After taking a month off here, I’m finding everyone everywhere else has apparently said everything that needed to be said about the big issues. Hostess really was Bained. Junk food chains threatening to screw their employees on Obamacare really are risking both loogies hocked onto the pepperoni pizza and Typhoid Mary infecting the Caesar salad. And going after a tiny roach with a tank really was overkill designed to bump up traffic to a site in math-wizard withdrawal. But I will add two thoughts on the public flogging of the Furry Anus, which admittedly was entertaining but also turned Tarantinoesque as it continued, and continued, kicking a cripple: He would have been so much smarter if he had had the foresight to open in SoPo, where every restaurateur is automatically now a hero. And my, how Times have changed. I remember when just the notion of linking reviews to restaurant websites was roundly rejected as undignified if not a corrosion of integrity. Now actual linkbaiting is “service journalism at its finest.” Somehow I’m sure that plays in Grand Forks.
Apparently this is National Upton Sinclair Month. NPR has been doing some great segments on his career away from the typewriter, and now news has broken that a worker at a tuna cannery was cooked to death on the job. And why do I suspect the story will hit America’s stomach when the heart should be more engaged?
At the same time, I can’t blame anyone for tuning out the unending shitshow that is coverage of industrial agriculture. One day it’s about a turkey plant getting fined for essentially enslaving the mentally deficient, the next it’s a roundup (so to speak) of how many animals are being slaughtered right now because farmers just can’t keep feeding them. Don’t even ask where the “other white meat” campaign money came from, went to . . .
I realize no one will ever be able to think straight about the soda “ban” and how it’s not Big Gubmint restricting liberty but actually a feeble attempt to warn Big Fud it will face tobacco-level settlements unless it reins in its own greed. Everyone railing about loss of liberty seems to have no problem with far creepier legislation — there really are laws being pushed to require women to let the state literally get all up in their lady parts. Compared with spreading ’em, having to fill a soda cup twice seems rather minor. There’s also the little problem beyond the obesity that the law is meant to thwart: New research is calling Alzheimer’s Type 3 diabetes.
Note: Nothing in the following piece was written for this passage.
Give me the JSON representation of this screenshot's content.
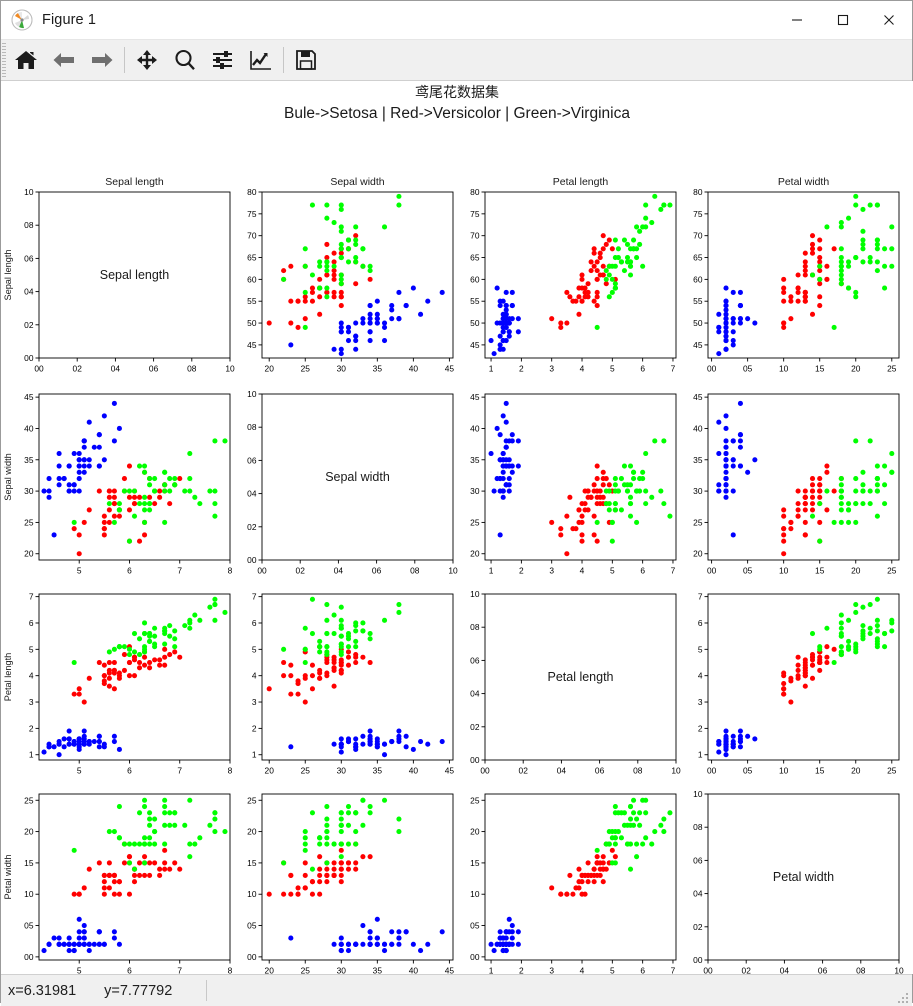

And how might you acquire adult-onset diabetes? Maybe by filling that soda cup repeatedly? Some days you have to wonder if the Depends manufacturers aren’t the ones really pushing the high-fructose corn syrup.
On a related subject, I know talking about the obese is politically incorrect, but there’s obese and then there’s morbidly obese. The other morning I read two jaw-droppers. The first was about a condemned man suing to stop his execution because he’s too fat for the lethal drugs to work. And I don’t mean 300 pounds — the guy is packing 480. (How you get/stay that big on a prison diet escapes me.) The second sad report was on how companies are designing ever-larger medical equipment as America keeps gorging and gorging and ballooning and ballooning. The lede was about a man who needs back surgery and can’t have it until he gets an MRI, but he’s too ginormous to fit into the scanner. And I don’t mean 500 pounds — the guy is packing 680. I do not envy the surgeon who will eventually have to slice through all that avoirdupois to get to his spine while no one sends him off for lessons in eating more sanely. The last line of the piece was the saddest: It would be best to prevent obesity, but instead the European manufacturers plan to keep capitalizing on the American market by manufacturing ever-larger machines. Wonder how things worked out for the dinosaurs . . .